for their birthday... And here you are, a well-adjusted denizen who found his way into adult life: as all people who journey upward in society, it is (without sounding too cliche) we who CAN be the
architects of our lives... up to a point. Stats show that people whose families etc. have invested
in them are much more likely to aim higher than those who did not have that investment in them: so many young people are lost to a spinning wheel of low-paid lives or destitution because nobody
dared to believe or invest in them. By the time teenage brain development is done and nobody
invested in a child's learning properly, it is often almost too late. I see it in classes: teenagers who come to college having been given normal, just NORMAL education, can put thoughts together logically and articulate thoughts in writing, and are generally emotionally more stable; those who cannot articulate thoughts (whether or not they have been screened for additional learning needs) come into class already disadvantaged and it is often too little too late what we can do to redress the balance: their choices will be very different from those of their peers who benefited from better life chances early on.

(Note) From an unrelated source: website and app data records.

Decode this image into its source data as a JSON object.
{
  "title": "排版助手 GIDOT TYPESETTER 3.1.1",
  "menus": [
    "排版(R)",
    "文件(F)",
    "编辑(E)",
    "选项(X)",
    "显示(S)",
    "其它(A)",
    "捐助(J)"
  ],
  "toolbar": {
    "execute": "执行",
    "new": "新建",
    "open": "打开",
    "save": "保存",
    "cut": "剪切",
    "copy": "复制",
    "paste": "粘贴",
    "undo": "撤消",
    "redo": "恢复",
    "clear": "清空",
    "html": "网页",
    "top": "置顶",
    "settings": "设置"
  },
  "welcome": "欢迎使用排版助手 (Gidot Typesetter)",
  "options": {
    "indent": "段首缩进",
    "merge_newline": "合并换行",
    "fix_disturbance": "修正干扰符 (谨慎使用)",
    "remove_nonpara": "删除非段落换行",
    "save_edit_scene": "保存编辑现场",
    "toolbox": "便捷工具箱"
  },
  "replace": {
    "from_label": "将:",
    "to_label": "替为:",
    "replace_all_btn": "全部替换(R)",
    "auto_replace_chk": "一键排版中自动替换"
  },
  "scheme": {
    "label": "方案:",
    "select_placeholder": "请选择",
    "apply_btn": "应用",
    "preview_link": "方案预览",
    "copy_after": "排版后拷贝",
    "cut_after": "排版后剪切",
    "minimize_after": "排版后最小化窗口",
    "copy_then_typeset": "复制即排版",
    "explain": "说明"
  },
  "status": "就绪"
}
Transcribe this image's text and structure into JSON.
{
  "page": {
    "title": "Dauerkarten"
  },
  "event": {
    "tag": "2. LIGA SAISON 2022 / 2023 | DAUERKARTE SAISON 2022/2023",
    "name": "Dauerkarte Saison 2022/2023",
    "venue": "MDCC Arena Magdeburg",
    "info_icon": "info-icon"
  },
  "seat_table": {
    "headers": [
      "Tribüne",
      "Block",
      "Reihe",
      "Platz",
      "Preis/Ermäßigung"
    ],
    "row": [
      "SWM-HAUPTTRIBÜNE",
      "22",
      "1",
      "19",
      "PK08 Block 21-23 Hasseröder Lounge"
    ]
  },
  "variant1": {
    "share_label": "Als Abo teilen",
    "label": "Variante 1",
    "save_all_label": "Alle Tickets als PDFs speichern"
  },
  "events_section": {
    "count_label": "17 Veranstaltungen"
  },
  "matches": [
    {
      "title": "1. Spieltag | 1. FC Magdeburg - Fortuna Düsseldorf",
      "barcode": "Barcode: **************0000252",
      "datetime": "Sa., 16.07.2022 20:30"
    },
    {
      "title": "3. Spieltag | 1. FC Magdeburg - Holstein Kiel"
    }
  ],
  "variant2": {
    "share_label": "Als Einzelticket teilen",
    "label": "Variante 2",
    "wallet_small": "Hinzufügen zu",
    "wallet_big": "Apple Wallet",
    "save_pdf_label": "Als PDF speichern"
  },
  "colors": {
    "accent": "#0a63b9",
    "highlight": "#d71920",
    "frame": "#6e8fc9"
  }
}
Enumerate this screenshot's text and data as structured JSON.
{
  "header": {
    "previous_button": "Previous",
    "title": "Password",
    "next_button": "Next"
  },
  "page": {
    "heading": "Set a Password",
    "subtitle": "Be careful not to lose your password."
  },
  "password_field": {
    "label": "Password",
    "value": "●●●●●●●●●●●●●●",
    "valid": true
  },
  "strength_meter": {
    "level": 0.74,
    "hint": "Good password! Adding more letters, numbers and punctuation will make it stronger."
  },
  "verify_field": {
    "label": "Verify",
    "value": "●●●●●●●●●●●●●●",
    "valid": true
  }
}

Same with trading: if you have

poor initial and sustained investment
poor  training
poor tools

you will have very few chances of competing. We all like stories of success-against-all-odds
and of rags-to-riches: but the fact that they are so exceptional should ring alarm bells and
tell us that we should not rely on what is a complete life-lottery chance (the one in a billion).

But it is also good to measure "success" to a scale that is more suited to our own aims: if you
are destined to be a billionaire then your definition of what being successful is or looks like will
be very different from anyone else. Trading successfully in the financial markets is not a one-size,
Wolf-of-wall-street fits all: if you managed to eek out some extra % from personal investment
to top up your income or to make a part of your savings works for you, then that is your success.

I am more at that end of the scale therefore my aims are very different from those who trade big
for bigger goals, full time.

Kaitsu and Peterma have it right: trade to your limits, not someone else's, and use a number of tools to assess your own "success", not just % gain.

Peace.
« Last Edit: March 06, 2022, 11:12:00 AM by PipMeHappy »